Stocking African catfish refers to the process of introducing the fish into the pond or tank for the next stage of growth.
This process is typically done when the fish are at the fingerling stage or juvenile stage.
How Many Fingerlings Should I Stock | How to calculate stocking density
The maximum number of fish that can be kept in a pond or tank depends on a variety of factors such as the size of the pond, the weight you intend to grow your fish to, the availability of feed, and the type of water system you intend to run.
To avoid overcrowding and to preserve the health and welfare of the fish, it is essential to adhere to the recommended stocking density.
Number of fingerlings to stock = (Pond volume (m^3) x Stocking density (fish/m^3)) / Average weight you want to grow your fish to.
Pond volume can be calculated using the formula:
Rectangular ponds: Pond volume (m^3) = Length (m) x Width (m) x Depth (m) (representing the depth of the water)
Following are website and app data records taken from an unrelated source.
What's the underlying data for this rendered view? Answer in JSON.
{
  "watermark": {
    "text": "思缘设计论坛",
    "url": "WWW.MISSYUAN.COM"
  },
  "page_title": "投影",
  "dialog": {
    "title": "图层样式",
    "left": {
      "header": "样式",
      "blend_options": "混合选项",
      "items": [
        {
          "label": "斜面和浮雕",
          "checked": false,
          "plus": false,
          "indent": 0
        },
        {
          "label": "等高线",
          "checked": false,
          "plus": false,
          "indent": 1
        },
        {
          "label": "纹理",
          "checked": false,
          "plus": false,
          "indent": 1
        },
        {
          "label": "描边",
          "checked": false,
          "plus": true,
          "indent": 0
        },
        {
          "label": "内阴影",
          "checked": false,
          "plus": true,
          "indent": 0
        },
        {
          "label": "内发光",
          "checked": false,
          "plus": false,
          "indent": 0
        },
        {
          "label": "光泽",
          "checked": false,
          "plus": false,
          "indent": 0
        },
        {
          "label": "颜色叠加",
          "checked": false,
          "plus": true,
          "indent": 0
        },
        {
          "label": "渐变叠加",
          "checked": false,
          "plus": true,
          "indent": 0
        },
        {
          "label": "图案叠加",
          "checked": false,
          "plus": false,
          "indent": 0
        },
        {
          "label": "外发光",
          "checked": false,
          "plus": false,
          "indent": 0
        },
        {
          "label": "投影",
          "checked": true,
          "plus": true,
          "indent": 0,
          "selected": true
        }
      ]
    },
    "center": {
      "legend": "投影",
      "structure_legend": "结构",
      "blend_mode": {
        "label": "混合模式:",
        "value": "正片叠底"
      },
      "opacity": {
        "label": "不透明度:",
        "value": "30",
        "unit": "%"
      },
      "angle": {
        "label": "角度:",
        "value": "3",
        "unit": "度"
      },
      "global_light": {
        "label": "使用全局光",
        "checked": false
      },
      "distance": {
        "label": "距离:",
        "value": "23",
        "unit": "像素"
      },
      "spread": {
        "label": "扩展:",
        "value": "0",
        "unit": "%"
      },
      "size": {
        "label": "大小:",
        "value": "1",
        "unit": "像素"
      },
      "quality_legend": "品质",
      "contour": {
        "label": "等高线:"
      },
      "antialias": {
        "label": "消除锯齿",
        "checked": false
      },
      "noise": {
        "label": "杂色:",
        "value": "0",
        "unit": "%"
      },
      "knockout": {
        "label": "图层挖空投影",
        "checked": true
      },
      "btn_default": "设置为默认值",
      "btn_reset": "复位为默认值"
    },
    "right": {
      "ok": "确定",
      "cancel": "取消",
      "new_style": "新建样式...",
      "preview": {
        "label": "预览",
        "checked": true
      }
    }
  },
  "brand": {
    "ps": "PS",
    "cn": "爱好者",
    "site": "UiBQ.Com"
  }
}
Circular ponds: Pond volume = π r²h (where h represents the height of the water)
For example, if the pond is 20 meters long, 10 meters wide, and 2 meters deep, the pond volume would be:
Pond volume (m^3) = 20 x 10 x 2 = 400 m^3
The standard stocking density for African catfish is (76 fish/m^3)
Number of fingerlings to stock = (400 x 76) = 30,400 fingerlings
The stocking density of African catfish does not vary depending on the type of ponds you are using.
However, experienced farmers are able to push their ponds a bit by running better water systems such as the flow through system which is constantly pushing in fresh water and taking away waste water, and (or) by using earthen ponds which as discussed earlier provides the catfish with much more natural environment for growth.
With a flow through system and (or) an earthen pond system, experienced farmers have been able to push the stocking density to 100 fish/m^3 without suffering any negative consequences.
Concrete pond: The standard stocking density for African catfish in concrete ponds is around 76 fish/m^3.
Earthen pond: The stocking density for African catfish in earthen ponds can be higher, in our farms, we use 100 fish/m^3.
This is because earthen ponds are less susceptible to fluctuations in water quality, and provides a more natural environment for the fish to grow, thus even when the standard is 76 fish/m^3 you can still push a bit to 100 without any errors.
Tarpaulin ponds: Tarpaulin ponds are considered intensive systems and the stocking density is relatively higher, 76 fish/m^3.
This is because tarpaulin ponds are designed to have good water quality and temperature control, providing an ideal environment for the fish to grow.
Use our catfish stocking calculator to determine how many fingerlings you can stock.
Your success depends on proper stocking, failing to stock properly can often lead to your failure.
Dangers of Over-Stocking
Low oxygen levels: If there are too many fish in the pond or tank, the oxygen levels may drop, causing stress and eventual death in the fish.
Overstocked fish will create more waste than the pond or tank can handle, which will result in poor water quality, and maybe hazardous conditions for the fish. This may also lead to the excessive growth of algae. Unlike Tilapia, Catfish do not feed on algae, thus algae growth is essentially a waste of your resources.
Competition among the fish may increase if there are too many of them in the pond or tank since there may not be enough food or other resources for everyone. Catfish are Omnivorous, they eat both plants and animals, and if they are left hungry, they would eat each other. You may not even notice, when catfish kill each other, they do what we call (deep sea burial) i.e they eat the dead, and bury it, without you noticing, especially in earthen ponds.
Disease outbreaks: Because fish are crowded together and may be more vulnerable to infection, overcrowding can facilitate the transmission of diseases.
Reduced growth rates: Fish may not grow as quickly due to a lack of resources and greater competition.